Poster # 3: Disaster Response

“Libraries respond and provide refuge”

When disasters, emergencies, and other crises strike, libraries stand strong in their communities as anchor institutions to provide immediate support. Besides acting as safe spaces for people to share news and resources, they are trusted curators of authoritative, often life-saving, information. The free electricity, WiFi, and computer access can be a crucial life-line to those who need it, particularly disadvantaged populations. Libraries also connect the affected to essential services, helping them fill out e-government forms. They help alleviate confusion and disorientation and provide distractions and entertainment so community members can take the necessary steps toward recovery.

It’s also worth nothing that it’s not just in the event of disasters that libraries respond and provide refuge They’re fair weather friends, too, and like Elsa, cold never bothered them anyway.

Further reading on how libraries can develop disaster response:


I will leave you with one more bonus poster, riffing on the idea that libraries are so much more than places to get books; they’re also communities’ technology hubs.
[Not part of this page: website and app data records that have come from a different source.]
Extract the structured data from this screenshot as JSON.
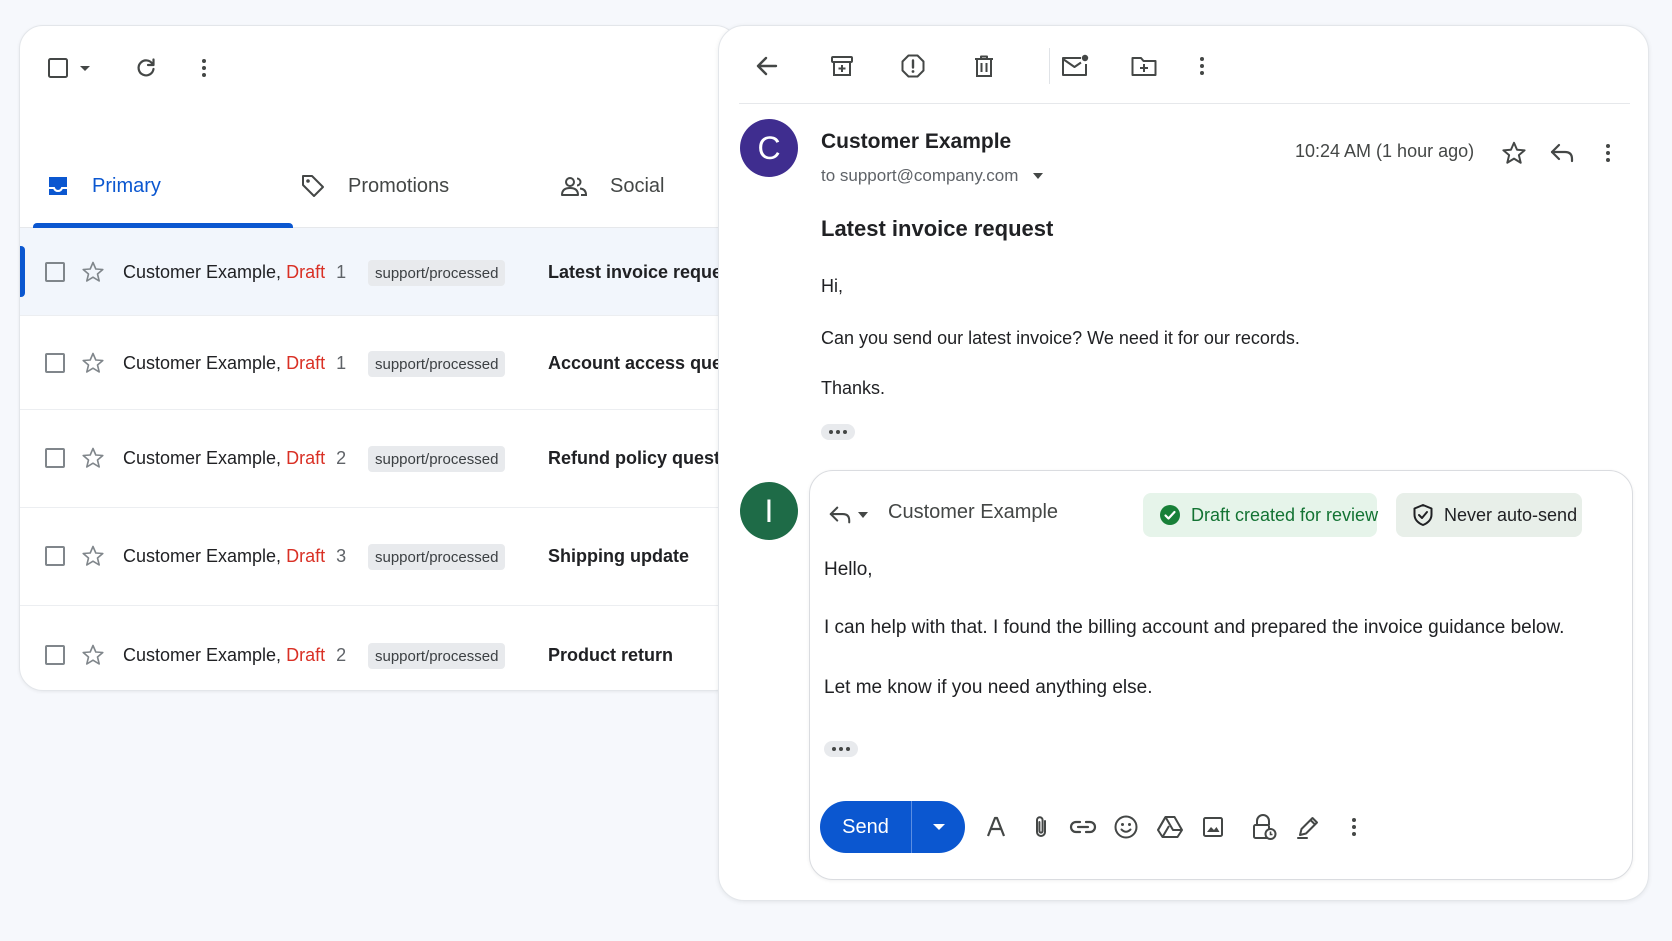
{
  "inbox": {
    "tabs": [
      {
        "label": "Primary",
        "icon": "inbox-icon"
      },
      {
        "label": "Promotions",
        "icon": "tag-icon"
      },
      {
        "label": "Social",
        "icon": "people-icon"
      }
    ],
    "rows": [
      {
        "sender": "Customer Example,",
        "draft": "Draft",
        "count": "1",
        "label": "support/processed",
        "subject": "Latest invoice request"
      },
      {
        "sender": "Customer Example,",
        "draft": "Draft",
        "count": "1",
        "label": "support/processed",
        "subject": "Account access question"
      },
      {
        "sender": "Customer Example,",
        "draft": "Draft",
        "count": "2",
        "label": "support/processed",
        "subject": "Refund policy question"
      },
      {
        "sender": "Customer Example,",
        "draft": "Draft",
        "count": "3",
        "label": "support/processed",
        "subject": "Shipping update"
      },
      {
        "sender": "Customer Example,",
        "draft": "Draft",
        "count": "2",
        "label": "support/processed",
        "subject": "Product return"
      }
    ]
  },
  "message": {
    "avatar_letter": "C",
    "avatar_color": "#3f2d8f",
    "sender": "Customer Example",
    "to": "to support@company.com",
    "time": "10:24 AM (1 hour ago)",
    "subject": "Latest invoice request",
    "body": {
      "greeting": "Hi,",
      "line1": "Can you send our latest invoice? We need it for our records.",
      "signoff": "Thanks."
    }
  },
  "reply": {
    "avatar_letter": "I",
    "avatar_color": "#1e6b47",
    "recipient": "Customer Example",
    "badges": {
      "review": "Draft created for review",
      "never": "Never auto-send"
    },
    "body": {
      "greeting": "Hello,",
      "line1": "I can help with that. I found the billing account and prepared the invoice guidance below.",
      "line2": "Let me know if you need anything else."
    },
    "send_label": "Send"
  },
  "colors": {
    "accent": "#0b57d0",
    "draft": "#d93025",
    "success": "#137333"
  }
}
On the left, original poster has women working for the war effort at home with caption "Soldiers without guns". On the right, new poster has smiling librarians holding ipad, ethernet cord, iphone and computer, with caption "Librarians without books"